By John Huggan
Six-under par after a splendid 66 on day one, Paul Casey began his second round in the 117th U.S. Open Championship on Erin Hills’ 10th tee and played his first two holes in one-under par. He then played the next ten holes in level par. Pretty dull huh?
Between the 12th tee and the third green Casey made only two pars. Also in the mix were a couple of bogeys, a triple-bogey eight on the long 14th and, just to round things off, five consecutive birdies.
By the way, the Englishman then completed the next six holes in level par. With six regulation figures.
Anyway, it all added up to a 71 that leaves the three-time Ryder Cup player on seven-under par after 36-holes and halfway towards what would be the biggest victory of the 39-year old’s life.
“It’s not every day you can enjoy a round with an eight on the card,” was Casey’s initial and smiling reaction to his roller-coaster day. “It was a good display of what can happen if you get out of position on this golf course, which is what I did. It was actually a good eight in the end.”
More importantly, Casey’s reaction to what could have seen the end of his chances was one of calmness. There was no hint of self-recrimination, something that has not always been the case over the course of the Arizona-resident’s career.

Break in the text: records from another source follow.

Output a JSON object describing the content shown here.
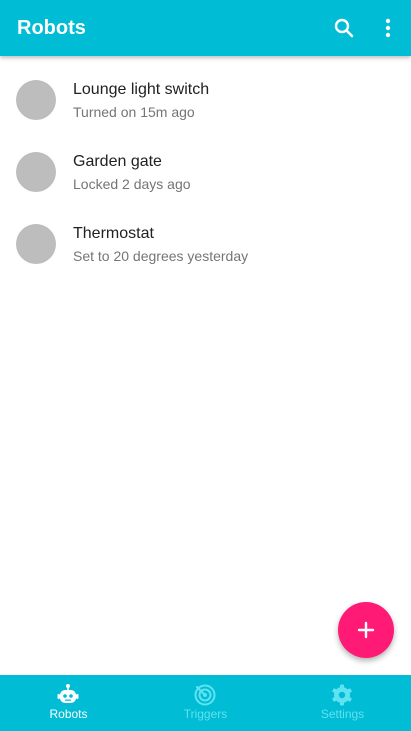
{
  "app_bar": {
    "title": "Robots",
    "search_icon": "search-icon",
    "more_icon": "more-vert-icon"
  },
  "robots": [
    {
      "name": "Lounge light switch",
      "status": "Turned on 15m ago"
    },
    {
      "name": "Garden gate",
      "status": "Locked 2 days ago"
    },
    {
      "name": "Thermostat",
      "status": "Set to 20 degrees yesterday"
    }
  ],
  "fab": {
    "icon": "plus-icon"
  },
  "bottom_nav": {
    "items": [
      {
        "label": "Robots",
        "icon": "robot-icon",
        "active": true
      },
      {
        "label": "Triggers",
        "icon": "radar-icon",
        "active": false
      },
      {
        "label": "Settings",
        "icon": "gear-icon",
        "active": false
      }
    ]
  },
  "colors": {
    "primary": "#00bcd4",
    "accent": "#ff1a75",
    "avatar_placeholder": "#bdbdbd",
    "nav_active": "#ffffff",
    "nav_inactive": "#5fe3f2"
  }
}
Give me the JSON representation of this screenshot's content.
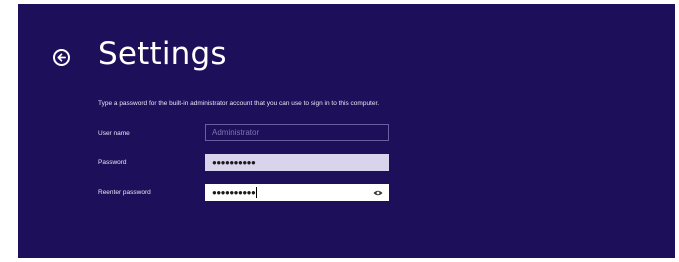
{
  "header": {
    "title": "Settings"
  },
  "instruction": "Type a password for the built-in administrator account that you can use to sign in to this computer.",
  "fields": {
    "user_name": {
      "label": "User name",
      "value": "Administrator"
    },
    "password": {
      "label": "Password",
      "value": "●●●●●●●●●●"
    },
    "reenter_password": {
      "label": "Reenter password",
      "value": "●●●●●●●●●●"
    }
  },
  "icons": {
    "back": "back-arrow-circle-icon",
    "reveal": "eye-icon"
  },
  "colors": {
    "background": "#1e0f5b",
    "text": "#ffffff"
  }
}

“It was difficult but I took my medicine,” he said. “There have been other times when I would have rebounded like that, but maybe not as calmly. I was upset with the score I had made, but in no way did it affect my attitude, or how I was going to approach the rest of the round or the next shot.”
Casey was honest enough to admit that such serenity might be a little harder to maintain over the next two days. But he will be doing his best to reproduce the attitude and shotmaking that has brought him this far.
“I want to be near the top tomorrow,” he said. “I want to be going into Sunday near the top. But those desires won’t affect the game plan one bit. It doesn’t really affect the mindset. There will probably be more nerves, more excitement. There is still a lot of golf to be played here. And I’ve shown what can happen with one bad swing. So you’ve got to be very, very patient and stay in the moment. I know it’s a cliché, but the last thing you need to be doing is thinking ahead, especially on this golf course.”
Then, of course, he did just that.
“If the sun stays like it is and the wind keeps baking the course out, it’s going to be pretty treacherous on the weekend,” Casey continued. “Which is just what I would like, and I think what the rest of the players want to see.”